What to work on: Among the lines of the records, find all that carry the word "value" and copy them.

Exercise materials:
↓
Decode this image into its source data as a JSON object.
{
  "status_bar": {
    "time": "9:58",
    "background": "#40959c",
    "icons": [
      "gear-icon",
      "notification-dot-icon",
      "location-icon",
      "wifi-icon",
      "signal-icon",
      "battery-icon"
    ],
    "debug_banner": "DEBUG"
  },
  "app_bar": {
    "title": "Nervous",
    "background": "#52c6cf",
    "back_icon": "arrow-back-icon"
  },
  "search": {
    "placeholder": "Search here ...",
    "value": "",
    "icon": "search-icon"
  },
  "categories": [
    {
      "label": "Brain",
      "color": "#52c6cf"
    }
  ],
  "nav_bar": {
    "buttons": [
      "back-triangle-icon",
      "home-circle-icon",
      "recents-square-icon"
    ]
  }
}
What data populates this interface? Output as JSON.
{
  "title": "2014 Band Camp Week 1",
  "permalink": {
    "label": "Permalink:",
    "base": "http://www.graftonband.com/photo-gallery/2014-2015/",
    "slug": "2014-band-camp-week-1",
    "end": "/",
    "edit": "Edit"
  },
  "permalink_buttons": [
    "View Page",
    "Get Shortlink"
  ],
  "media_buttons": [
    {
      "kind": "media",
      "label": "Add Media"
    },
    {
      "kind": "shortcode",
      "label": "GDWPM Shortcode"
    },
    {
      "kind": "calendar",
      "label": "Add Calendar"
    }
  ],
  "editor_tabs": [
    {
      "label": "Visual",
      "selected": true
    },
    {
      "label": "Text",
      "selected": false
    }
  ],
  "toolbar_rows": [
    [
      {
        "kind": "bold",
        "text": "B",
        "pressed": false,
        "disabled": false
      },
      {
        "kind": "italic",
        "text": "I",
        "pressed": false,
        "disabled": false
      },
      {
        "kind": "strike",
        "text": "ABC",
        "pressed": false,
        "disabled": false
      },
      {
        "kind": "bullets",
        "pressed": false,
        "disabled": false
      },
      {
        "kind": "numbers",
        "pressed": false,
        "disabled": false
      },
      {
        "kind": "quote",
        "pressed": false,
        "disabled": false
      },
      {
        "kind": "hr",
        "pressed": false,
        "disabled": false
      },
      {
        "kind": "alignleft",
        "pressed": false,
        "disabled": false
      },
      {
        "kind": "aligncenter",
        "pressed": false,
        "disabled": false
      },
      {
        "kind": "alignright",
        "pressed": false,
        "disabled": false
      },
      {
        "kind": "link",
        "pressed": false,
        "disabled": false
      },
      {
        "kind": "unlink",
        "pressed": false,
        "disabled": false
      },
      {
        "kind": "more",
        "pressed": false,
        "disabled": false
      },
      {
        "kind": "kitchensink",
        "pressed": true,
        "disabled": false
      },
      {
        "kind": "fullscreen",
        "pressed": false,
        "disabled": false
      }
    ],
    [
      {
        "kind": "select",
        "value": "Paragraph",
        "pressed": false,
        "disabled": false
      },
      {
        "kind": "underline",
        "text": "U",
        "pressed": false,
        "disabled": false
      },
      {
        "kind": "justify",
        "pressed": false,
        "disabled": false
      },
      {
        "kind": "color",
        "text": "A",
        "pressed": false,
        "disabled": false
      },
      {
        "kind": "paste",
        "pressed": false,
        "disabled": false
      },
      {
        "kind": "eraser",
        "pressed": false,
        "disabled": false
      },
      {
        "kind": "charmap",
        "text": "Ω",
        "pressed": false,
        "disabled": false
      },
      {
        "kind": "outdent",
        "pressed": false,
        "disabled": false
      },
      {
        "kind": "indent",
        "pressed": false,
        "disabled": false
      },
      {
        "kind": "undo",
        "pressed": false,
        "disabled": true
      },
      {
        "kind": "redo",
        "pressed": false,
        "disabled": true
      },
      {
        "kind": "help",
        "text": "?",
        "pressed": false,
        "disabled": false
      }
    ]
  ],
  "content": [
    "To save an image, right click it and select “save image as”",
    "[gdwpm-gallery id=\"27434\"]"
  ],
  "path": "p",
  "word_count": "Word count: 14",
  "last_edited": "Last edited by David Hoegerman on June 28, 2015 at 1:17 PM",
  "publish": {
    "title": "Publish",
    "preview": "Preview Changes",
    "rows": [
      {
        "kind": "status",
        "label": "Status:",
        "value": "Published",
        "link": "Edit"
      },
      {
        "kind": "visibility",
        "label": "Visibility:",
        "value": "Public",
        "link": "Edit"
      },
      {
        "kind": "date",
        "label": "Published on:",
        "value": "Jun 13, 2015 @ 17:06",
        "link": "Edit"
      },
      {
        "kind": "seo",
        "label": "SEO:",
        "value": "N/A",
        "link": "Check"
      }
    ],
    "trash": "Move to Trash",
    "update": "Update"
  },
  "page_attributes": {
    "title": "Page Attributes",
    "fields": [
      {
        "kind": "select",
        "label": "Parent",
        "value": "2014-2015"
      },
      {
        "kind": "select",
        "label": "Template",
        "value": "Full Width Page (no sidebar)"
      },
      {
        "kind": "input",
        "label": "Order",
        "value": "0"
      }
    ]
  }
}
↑
Solution for this problem:
    "value": "",
        "value": "Paragraph",
        "value": "Published",
        "value": "Public",
        "value": "Jun 13, 2015 @ 17:06",
        "value": "N/A",
        "value": "2014-2015"
        "value": "Full Width Page (no sidebar)"
        "value": "0"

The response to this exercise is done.